Today, Aghia Sophia lies in the wealthy suburb of Naucalpan within a gated community heavily guarded by 24-hour security. Its spiritual head is Metropolitan Athenagoras of Central and South America, a Chicago native. The two presiding priests are Father Damianos and Father Constantinos both imported from the theological schools of Greece. The congregants are mostly Mexican converts to Orthodoxy, including Deacon Vaseleos.
Congregants of the Greek community can trace their ancestry to one or more of the founders of the community center. One congregant, Jorge Klinis, would never have known about his family’s Greek roots or that a Hellenic community and church existed in Mexico City at all, if it had not been for the chance encounter with a Greek tourist who would eventually become his wife and lead him back to it.
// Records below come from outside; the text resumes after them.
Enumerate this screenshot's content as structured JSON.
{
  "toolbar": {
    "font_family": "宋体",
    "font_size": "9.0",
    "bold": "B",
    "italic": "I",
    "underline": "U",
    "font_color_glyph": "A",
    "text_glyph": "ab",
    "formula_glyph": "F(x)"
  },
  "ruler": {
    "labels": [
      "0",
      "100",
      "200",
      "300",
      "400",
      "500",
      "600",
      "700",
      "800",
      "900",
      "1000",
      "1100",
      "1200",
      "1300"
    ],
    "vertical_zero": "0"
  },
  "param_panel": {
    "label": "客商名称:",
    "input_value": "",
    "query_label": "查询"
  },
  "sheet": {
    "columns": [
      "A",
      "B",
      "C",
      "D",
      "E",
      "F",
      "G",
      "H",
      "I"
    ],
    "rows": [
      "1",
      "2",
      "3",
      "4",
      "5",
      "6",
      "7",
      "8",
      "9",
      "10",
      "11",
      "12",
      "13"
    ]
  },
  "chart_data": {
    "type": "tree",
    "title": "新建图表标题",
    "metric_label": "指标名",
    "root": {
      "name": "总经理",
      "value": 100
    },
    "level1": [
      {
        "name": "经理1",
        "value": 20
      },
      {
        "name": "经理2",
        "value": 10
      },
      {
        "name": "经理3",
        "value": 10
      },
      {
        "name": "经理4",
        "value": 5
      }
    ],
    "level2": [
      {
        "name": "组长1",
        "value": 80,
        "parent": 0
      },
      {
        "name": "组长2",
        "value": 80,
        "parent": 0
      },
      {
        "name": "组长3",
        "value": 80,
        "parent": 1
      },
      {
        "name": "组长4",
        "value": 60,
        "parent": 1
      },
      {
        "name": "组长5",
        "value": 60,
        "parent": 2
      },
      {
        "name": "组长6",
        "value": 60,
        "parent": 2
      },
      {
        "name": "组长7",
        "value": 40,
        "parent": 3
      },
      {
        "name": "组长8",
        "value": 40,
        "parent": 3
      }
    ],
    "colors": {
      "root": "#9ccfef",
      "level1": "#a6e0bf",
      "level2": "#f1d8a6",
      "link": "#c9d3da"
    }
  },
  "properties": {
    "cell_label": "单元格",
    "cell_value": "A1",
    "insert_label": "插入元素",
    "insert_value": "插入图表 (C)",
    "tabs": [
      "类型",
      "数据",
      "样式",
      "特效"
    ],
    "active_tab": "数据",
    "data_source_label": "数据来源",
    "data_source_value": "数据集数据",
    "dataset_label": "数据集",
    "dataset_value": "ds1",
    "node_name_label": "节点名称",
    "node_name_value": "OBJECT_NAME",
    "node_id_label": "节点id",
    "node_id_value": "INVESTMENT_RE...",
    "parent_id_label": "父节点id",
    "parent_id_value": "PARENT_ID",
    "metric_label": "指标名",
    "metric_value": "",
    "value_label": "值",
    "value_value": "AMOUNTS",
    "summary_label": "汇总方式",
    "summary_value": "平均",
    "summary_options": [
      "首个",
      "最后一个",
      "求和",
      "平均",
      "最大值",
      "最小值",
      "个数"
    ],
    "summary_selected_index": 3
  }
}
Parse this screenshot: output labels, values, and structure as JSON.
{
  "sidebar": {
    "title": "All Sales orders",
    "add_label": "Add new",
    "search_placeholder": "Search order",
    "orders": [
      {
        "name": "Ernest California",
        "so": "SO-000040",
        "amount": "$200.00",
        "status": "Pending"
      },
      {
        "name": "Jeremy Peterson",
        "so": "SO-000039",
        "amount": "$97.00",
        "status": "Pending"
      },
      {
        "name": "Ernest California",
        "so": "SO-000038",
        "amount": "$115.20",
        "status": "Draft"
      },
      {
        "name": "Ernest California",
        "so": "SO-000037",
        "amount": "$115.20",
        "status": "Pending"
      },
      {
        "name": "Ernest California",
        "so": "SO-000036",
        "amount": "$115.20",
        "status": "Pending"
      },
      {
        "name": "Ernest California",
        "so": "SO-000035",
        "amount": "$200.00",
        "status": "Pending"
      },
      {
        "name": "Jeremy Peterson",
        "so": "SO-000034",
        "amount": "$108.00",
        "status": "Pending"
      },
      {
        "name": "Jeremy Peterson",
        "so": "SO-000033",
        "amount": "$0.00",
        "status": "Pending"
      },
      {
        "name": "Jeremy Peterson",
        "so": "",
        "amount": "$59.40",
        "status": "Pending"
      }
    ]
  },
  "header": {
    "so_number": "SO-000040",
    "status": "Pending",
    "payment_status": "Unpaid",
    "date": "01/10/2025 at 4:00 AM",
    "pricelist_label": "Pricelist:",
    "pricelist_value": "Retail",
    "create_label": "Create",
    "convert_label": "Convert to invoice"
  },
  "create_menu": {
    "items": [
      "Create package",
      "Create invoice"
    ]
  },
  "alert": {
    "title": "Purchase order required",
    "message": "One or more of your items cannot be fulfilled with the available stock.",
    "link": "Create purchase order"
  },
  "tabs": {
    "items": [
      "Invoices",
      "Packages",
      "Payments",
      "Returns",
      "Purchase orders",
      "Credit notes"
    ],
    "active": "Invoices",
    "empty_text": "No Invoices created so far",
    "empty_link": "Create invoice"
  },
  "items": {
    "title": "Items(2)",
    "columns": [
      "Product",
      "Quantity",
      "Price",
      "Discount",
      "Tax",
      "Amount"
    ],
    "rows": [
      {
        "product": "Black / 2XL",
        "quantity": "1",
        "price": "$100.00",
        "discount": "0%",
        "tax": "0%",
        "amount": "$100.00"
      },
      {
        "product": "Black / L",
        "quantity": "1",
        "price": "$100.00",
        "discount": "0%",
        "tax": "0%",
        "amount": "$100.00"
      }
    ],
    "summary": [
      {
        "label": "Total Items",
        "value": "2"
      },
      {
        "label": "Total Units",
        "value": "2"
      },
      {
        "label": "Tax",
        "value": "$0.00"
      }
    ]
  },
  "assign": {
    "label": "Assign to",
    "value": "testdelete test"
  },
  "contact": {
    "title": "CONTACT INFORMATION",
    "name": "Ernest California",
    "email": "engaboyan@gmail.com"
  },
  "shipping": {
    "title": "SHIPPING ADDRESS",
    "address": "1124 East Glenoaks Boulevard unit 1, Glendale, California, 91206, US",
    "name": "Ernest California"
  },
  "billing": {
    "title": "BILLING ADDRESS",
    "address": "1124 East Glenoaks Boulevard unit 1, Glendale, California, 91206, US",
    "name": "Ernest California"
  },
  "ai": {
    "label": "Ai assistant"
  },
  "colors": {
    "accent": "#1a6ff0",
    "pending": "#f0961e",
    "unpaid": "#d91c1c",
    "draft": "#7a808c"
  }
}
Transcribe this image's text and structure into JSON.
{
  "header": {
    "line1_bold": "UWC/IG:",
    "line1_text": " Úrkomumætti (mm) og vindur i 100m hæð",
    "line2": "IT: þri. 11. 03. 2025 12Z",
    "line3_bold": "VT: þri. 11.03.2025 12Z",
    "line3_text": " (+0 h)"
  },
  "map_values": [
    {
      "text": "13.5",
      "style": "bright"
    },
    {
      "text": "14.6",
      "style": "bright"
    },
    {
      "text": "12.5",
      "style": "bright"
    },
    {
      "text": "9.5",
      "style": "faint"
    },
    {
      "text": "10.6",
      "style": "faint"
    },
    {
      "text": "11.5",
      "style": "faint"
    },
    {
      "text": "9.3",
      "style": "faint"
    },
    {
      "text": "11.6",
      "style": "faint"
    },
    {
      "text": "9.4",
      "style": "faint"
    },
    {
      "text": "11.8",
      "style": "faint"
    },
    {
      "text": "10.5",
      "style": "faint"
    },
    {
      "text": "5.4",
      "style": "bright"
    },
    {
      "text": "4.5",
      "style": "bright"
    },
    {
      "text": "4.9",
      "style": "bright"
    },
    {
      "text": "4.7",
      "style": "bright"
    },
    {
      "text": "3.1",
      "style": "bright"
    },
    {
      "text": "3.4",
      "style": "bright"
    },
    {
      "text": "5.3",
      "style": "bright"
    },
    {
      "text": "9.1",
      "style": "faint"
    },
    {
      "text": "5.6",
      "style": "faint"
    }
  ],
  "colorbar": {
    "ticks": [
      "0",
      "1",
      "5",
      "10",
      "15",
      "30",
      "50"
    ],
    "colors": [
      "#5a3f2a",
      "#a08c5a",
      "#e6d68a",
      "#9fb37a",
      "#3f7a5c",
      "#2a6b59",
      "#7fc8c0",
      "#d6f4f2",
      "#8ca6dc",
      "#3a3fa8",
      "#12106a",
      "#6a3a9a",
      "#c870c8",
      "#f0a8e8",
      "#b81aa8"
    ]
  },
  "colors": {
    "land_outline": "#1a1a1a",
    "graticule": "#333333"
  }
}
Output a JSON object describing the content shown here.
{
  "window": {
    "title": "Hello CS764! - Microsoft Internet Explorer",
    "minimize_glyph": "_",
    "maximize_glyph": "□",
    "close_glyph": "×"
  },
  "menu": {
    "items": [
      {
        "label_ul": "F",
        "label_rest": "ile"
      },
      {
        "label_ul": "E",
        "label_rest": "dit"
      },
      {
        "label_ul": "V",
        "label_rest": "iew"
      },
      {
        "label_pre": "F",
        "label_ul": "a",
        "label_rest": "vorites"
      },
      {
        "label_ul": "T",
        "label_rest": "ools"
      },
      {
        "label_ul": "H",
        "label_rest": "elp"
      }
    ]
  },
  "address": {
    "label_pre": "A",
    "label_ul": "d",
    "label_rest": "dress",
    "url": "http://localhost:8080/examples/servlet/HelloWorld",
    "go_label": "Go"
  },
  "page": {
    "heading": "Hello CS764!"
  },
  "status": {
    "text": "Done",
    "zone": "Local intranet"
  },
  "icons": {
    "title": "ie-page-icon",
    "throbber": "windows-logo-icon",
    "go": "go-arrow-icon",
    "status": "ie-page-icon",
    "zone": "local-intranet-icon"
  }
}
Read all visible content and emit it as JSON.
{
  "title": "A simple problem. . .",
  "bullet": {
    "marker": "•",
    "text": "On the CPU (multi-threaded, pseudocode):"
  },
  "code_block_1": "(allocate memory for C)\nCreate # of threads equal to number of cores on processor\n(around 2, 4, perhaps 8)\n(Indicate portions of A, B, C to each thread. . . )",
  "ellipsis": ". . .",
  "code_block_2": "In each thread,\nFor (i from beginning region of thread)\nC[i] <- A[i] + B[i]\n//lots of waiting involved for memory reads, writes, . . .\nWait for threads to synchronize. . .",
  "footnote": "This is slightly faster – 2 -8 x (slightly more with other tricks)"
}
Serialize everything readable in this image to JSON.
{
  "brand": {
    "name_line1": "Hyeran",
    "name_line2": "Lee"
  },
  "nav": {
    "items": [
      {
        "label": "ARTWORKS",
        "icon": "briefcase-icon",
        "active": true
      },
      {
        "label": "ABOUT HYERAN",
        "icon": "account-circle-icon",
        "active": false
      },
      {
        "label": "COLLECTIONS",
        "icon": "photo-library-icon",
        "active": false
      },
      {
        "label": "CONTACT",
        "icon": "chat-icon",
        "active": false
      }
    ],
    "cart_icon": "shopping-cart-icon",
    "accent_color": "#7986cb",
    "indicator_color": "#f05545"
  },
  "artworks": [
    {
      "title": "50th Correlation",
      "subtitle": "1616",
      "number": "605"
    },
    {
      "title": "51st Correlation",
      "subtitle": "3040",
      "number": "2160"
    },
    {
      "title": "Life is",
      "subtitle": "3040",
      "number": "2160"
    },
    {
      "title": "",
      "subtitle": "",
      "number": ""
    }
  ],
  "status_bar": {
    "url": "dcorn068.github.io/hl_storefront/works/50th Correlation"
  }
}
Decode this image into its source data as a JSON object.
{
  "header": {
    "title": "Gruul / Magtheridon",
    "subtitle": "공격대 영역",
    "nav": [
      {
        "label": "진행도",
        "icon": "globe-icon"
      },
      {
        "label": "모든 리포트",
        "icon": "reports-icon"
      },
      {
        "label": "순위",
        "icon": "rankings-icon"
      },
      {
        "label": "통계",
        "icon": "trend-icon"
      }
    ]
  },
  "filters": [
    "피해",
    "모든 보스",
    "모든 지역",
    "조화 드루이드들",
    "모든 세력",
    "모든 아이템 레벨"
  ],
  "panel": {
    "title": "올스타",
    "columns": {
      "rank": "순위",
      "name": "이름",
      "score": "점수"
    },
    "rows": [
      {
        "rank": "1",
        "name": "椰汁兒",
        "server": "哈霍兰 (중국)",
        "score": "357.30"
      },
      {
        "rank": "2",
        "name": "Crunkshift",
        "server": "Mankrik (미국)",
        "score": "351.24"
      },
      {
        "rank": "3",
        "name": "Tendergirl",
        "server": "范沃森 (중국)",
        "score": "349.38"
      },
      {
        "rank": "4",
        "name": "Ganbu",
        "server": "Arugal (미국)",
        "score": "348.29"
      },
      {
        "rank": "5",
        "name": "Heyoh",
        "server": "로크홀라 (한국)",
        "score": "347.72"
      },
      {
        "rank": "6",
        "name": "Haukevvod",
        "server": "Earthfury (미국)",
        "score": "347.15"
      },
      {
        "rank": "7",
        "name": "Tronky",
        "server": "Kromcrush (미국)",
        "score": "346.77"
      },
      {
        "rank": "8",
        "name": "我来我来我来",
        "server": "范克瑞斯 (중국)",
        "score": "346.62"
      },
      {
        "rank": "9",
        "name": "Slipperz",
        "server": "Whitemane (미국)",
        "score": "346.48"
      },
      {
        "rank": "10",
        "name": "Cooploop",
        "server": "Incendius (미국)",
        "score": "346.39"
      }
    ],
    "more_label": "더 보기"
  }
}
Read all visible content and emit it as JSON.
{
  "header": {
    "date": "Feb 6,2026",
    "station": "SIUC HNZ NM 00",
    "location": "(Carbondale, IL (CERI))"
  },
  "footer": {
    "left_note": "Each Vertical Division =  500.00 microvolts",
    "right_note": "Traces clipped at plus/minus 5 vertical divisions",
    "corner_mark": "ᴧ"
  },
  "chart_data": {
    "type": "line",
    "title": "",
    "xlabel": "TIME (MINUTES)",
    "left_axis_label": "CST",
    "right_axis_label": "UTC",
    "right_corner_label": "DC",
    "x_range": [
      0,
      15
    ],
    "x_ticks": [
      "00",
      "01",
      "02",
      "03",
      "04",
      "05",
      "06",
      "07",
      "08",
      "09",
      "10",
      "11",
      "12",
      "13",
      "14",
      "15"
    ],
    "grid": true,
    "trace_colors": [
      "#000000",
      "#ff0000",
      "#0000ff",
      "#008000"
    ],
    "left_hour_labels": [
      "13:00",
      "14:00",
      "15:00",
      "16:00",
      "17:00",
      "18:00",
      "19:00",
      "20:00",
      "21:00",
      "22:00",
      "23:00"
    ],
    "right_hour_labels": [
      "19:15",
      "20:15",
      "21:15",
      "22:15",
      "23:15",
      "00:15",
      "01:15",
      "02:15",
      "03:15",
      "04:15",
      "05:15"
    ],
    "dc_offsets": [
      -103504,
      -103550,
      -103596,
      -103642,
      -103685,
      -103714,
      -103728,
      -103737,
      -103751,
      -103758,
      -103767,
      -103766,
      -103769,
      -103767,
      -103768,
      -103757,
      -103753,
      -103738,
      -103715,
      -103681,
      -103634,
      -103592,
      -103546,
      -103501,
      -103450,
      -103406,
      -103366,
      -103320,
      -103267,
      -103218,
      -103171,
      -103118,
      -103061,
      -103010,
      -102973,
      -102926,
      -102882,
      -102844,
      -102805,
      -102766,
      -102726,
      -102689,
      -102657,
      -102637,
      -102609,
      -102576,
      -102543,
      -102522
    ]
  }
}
Aghia Sophia’s cantor is another example of fascinating cross-cultural pollination. Sophia was born in a small town in one of the fiercely conservative states of Mexico. While studying opera in the university she was introduced to Byzantine chant. The music started her on a path of discovery that delved deeper and deeper into the heart of Orthodox spirituality. Since learning Byzantine musical notation, she is the only female chanter of Byzantine music in all of Mexico. She has been using her soprano voice during the liturgy ever since she converted to Orthodoxy a year ago. As she recounts in her interview, it was her love of sacred music that brought her in communion with the Byzantine chant and eventually led to her conversion. Even though she was born in an extremely conservative Catholic small town to ultra-faithful Catholic parents who thought her involvement in the Orthodox church was heretical, she was able to relieve their suspicions when she invited them to attend a liturgy. Many Catholics have not heard of the Orthodox Church and to do so means an automatic lesson in early church history.
As immigration from Greece and Cyprus has receded to a mere trickle since the 1990s, if the Hellenic Orthodox presence is to continue in Mexico, it should be through education and conversion.